**Exercise goal:** Copy out the entries that follow, unchanged.

____ Provided entries

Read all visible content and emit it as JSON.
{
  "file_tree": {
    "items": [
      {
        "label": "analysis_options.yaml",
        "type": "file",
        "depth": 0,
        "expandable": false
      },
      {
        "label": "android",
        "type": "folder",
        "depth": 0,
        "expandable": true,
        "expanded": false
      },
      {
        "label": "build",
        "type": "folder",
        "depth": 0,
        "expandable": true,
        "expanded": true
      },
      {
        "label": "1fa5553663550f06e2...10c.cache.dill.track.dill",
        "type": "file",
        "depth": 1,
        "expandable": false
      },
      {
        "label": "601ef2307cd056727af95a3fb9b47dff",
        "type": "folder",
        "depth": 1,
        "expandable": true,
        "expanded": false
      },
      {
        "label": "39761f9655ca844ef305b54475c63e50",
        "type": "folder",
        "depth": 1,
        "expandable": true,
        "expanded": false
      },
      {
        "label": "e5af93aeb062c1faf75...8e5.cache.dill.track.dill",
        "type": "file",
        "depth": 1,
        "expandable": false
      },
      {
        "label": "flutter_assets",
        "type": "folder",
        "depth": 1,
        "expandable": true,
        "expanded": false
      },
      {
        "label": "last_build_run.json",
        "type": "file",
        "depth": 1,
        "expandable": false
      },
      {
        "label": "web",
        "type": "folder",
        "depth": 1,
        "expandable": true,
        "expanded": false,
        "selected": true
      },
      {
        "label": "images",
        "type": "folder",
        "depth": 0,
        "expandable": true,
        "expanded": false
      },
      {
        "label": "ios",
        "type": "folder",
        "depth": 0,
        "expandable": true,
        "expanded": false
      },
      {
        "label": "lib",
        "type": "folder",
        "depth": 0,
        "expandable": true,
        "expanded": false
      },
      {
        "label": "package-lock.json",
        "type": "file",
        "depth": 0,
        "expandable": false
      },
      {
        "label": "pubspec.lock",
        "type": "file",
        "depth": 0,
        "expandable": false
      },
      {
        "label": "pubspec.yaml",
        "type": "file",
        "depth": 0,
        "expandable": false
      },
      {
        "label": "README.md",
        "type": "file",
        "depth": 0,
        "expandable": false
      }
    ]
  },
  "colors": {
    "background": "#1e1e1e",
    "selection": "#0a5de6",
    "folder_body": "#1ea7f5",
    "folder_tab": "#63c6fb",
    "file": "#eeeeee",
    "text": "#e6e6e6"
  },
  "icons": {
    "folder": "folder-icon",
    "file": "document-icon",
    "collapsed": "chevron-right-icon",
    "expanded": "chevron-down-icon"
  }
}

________

**Result of this exercise:**
Read all visible content and emit it as JSON.
{
  "file_tree": {
    "items": [
      {
        "label": "analysis_options.yaml",
        "type": "file",
        "depth": 0,
        "expandable": false
      },
      {
        "label": "android",
        "type": "folder",
        "depth": 0,
        "expandable": true,
        "expanded": false
      },
      {
        "label": "build",
        "type": "folder",
        "depth": 0,
        "expandable": true,
        "expanded": true
      },
      {
        "label": "1fa5553663550f06e2...10c.cache.dill.track.dill",
        "type": "file",
        "depth": 1,
        "expandable": false
      },
      {
        "label": "601ef2307cd056727af95a3fb9b47dff",
        "type": "folder",
        "depth": 1,
        "expandable": true,
        "expanded": false
      },
      {
        "label": "39761f9655ca844ef305b54475c63e50",
        "type": "folder",
        "depth": 1,
        "expandable": true,
        "expanded": false
      },
      {
        "label": "e5af93aeb062c1faf75...8e5.cache.dill.track.dill",
        "type": "file",
        "depth": 1,
        "expandable": false
      },
      {
        "label": "flutter_assets",
        "type": "folder",
        "depth": 1,
        "expandable": true,
        "expanded": false
      },
      {
        "label": "last_build_run.json",
        "type": "file",
        "depth": 1,
        "expandable": false
      },
      {
        "label": "web",
        "type": "folder",
        "depth": 1,
        "expandable": true,
        "expanded": false,
        "selected": true
      },
      {
        "label": "images",
        "type": "folder",
        "depth": 0,
        "expandable": true,
        "expanded": false
      },
      {
        "label": "ios",
        "type": "folder",
        "depth": 0,
        "expandable": true,
        "expanded": false
      },
      {
        "label": "lib",
        "type": "folder",
        "depth": 0,
        "expandable": true,
        "expanded": false
      },
      {
        "label": "package-lock.json",
        "type": "file",
        "depth": 0,
        "expandable": false
      },
      {
        "label": "pubspec.lock",
        "type": "file",
        "depth": 0,
        "expandable": false
      },
      {
        "label": "pubspec.yaml",
        "type": "file",
        "depth": 0,
        "expandable": false
      },
      {
        "label": "README.md",
        "type": "file",
        "depth": 0,
        "expandable": false
      }
    ]
  },
  "colors": {
    "background": "#1e1e1e",
    "selection": "#0a5de6",
    "folder_body": "#1ea7f5",
    "folder_tab": "#63c6fb",
    "file": "#eeeeee",
    "text": "#e6e6e6"
  },
  "icons": {
    "folder": "folder-icon",
    "file": "document-icon",
    "collapsed": "chevron-right-icon",
    "expanded": "chevron-down-icon"
  }
}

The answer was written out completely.